*EXERCISE INSTRUCTIONS:* Find the word "language" in the listing below. Copy every line that has it.
┌─ EXCERPTED DATA
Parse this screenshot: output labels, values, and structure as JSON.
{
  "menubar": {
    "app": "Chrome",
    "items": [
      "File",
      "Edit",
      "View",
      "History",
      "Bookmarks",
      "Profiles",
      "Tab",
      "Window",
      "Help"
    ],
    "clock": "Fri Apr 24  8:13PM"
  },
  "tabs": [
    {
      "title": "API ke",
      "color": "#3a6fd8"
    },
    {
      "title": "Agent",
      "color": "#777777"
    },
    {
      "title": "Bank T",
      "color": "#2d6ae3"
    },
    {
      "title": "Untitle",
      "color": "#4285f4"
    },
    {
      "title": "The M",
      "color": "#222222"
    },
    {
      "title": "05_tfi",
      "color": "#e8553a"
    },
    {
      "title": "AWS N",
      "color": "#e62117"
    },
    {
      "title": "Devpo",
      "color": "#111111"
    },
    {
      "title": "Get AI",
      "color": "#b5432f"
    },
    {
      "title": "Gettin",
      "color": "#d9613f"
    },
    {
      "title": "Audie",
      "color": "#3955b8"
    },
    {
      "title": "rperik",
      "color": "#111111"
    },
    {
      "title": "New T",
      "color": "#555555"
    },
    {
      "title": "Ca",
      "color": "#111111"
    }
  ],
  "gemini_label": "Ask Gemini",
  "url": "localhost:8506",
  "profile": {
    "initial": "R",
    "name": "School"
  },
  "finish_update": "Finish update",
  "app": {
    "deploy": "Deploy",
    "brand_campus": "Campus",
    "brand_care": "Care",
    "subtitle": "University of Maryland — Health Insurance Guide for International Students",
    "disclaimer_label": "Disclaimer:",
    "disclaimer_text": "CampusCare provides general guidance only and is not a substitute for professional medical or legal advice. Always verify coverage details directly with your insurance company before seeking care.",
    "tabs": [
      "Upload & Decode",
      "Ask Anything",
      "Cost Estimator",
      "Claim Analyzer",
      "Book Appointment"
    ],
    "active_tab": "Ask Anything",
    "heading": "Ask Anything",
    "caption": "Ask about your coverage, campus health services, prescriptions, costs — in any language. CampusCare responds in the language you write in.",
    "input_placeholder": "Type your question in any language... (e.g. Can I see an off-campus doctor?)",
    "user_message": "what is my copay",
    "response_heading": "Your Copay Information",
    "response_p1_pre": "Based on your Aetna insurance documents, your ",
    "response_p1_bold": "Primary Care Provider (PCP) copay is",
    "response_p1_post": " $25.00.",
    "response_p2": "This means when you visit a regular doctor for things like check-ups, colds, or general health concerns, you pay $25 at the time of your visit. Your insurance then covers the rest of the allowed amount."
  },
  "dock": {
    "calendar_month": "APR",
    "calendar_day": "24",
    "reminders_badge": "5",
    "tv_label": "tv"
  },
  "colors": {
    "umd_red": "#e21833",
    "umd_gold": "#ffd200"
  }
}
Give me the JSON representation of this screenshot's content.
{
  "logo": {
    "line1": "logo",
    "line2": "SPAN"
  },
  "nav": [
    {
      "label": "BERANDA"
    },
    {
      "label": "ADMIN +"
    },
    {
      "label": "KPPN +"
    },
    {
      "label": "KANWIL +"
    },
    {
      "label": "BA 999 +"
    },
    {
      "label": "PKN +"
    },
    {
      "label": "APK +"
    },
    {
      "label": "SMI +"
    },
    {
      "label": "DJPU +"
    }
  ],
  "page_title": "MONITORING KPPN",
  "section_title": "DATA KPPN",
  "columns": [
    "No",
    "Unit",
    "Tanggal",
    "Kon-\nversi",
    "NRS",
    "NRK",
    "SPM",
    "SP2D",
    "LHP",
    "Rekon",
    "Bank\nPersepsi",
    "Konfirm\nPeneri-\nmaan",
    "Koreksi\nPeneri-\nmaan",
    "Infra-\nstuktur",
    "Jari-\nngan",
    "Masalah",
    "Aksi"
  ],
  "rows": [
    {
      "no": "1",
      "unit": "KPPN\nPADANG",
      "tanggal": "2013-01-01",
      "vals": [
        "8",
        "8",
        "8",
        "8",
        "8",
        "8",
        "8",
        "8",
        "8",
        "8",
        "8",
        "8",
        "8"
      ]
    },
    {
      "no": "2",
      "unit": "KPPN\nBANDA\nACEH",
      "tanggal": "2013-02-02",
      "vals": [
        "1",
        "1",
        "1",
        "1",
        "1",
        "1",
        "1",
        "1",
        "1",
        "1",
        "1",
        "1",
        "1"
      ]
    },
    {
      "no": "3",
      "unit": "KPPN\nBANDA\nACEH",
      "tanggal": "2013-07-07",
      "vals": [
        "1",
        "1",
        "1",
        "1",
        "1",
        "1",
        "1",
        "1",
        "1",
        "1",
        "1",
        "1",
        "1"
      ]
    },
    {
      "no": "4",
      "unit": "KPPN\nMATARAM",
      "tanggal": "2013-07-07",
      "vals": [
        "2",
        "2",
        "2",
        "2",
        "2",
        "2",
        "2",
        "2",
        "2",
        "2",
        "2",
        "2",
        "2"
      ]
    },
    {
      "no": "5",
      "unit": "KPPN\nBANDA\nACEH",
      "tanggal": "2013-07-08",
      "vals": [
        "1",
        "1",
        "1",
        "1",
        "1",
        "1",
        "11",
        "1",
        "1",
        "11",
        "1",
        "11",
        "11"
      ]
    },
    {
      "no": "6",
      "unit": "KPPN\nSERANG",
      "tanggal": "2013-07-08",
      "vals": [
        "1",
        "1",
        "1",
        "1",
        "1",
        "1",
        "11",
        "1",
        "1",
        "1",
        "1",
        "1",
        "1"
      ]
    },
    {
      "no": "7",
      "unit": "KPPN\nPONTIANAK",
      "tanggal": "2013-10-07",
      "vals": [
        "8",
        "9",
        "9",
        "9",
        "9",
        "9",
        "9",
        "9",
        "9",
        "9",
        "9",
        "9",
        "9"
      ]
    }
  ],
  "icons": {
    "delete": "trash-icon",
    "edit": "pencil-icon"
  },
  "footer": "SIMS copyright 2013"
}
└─
*RESPONSE:*
    "caption": "Ask about your coverage, campus health services, prescriptions, costs — in any language. CampusCare responds in the language you write in.",
    "input_placeholder": "Type your question in any language... (e.g. Can I see an off-campus doctor?)",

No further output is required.